From The Art and Popular Culture Encyclopedia
In Greek mythology Medusa ("guardian, protectress") was a Gorgon, a chthonic female monster, and a daughter of Phorcys and Ceto; Only Hyginus, (Fabulae, 151) interposes a generation and gives another chthonic pair as parents of Medusa; gazing directly upon her would turn onlookers to stone. She was beheaded by the hero Perseus, who thereafter used her head as a weapon until he gave it to the goddess Athena to place on his shield. In classical antiquity the image of the head of Medusa appeared in the evil-averting device known as the Gorgoneion.
Medusa in art

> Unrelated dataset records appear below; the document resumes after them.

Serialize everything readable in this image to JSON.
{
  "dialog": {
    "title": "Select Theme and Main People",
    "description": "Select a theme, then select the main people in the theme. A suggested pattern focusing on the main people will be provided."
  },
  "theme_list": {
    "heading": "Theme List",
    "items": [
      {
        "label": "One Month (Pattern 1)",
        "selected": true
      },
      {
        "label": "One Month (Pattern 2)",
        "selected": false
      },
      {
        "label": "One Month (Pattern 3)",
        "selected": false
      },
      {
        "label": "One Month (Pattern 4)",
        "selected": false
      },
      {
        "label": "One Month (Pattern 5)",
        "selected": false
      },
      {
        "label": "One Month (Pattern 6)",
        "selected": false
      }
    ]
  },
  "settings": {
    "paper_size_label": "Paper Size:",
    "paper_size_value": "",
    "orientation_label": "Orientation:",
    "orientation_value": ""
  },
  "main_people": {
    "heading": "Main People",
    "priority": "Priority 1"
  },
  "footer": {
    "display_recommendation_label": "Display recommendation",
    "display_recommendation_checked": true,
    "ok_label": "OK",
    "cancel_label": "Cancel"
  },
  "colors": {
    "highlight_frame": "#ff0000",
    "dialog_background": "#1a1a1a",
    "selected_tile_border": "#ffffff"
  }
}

From ancient times, the Medusa was immortalized in numerous works of art, including:
- Medusa on the breastplate of Alexander the Great, as depicted in the Alexander Mosaic from Pompeii's House of the Faun (c. 200 BC)

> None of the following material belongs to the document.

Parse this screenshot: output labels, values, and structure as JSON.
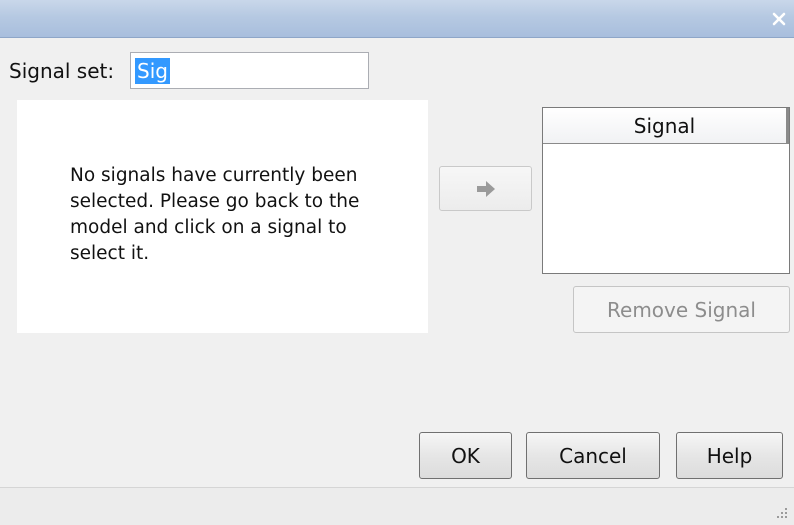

- The "Rondanini Medusa", a Roman copy of the Gorgoneion on the aegis of Athena
- Medusa (oil on canvas) by Leonardo da Vinci

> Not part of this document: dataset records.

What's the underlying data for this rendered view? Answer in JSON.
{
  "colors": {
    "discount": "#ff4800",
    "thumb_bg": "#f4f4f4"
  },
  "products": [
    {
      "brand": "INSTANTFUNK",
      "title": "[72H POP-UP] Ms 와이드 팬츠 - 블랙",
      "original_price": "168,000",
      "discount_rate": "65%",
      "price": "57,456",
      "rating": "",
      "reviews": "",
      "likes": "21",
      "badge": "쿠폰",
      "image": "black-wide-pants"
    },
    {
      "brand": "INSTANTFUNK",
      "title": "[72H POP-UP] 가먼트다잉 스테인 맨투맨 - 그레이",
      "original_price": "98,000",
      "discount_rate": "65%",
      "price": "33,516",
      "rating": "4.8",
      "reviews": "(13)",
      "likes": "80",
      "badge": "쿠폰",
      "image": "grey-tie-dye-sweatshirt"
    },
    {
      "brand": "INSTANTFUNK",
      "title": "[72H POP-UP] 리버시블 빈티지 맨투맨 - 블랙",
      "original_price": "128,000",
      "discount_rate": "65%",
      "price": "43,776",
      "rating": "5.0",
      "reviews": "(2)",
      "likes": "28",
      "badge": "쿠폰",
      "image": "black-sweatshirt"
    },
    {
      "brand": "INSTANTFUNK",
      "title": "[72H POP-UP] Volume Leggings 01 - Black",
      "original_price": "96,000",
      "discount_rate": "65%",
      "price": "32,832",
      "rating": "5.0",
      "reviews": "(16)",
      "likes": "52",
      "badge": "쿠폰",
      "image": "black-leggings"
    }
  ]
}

- Perseus with the Head of Medusa (bronze sculpture) by Benvenuto Cellini (1554)
- Medusa (oil on canvas) by Caravaggio (1597).
- Tête de Méduse, by Peter Paul Rubens (1618)
- Perseus Turning Phineus and his Followers to Stone (oil on canvas) by Luca Giordano (early 1680s).
- Perseus with the Head of Medusa (marble sculpture) by Antonio Canova (1801)
- Medusa (oil on canvas) by Arnold Böcklin (c. 1878)
- Perseus (bronze sculpture) by Salvador Dalí
Medusa remained a common theme in art in the nineteenth century, when her myth was retold in Thomas Bulfinch's Mythology. Edward Burne-Jones' Perseus Cycle of paintings and a drawing by Aubrey Beardsley gave way to the twentieth century works of Paul Klee, John Singer Sargent, Pablo Picasso, and Auguste Rodin's bronze sculpture The Gates of Hell.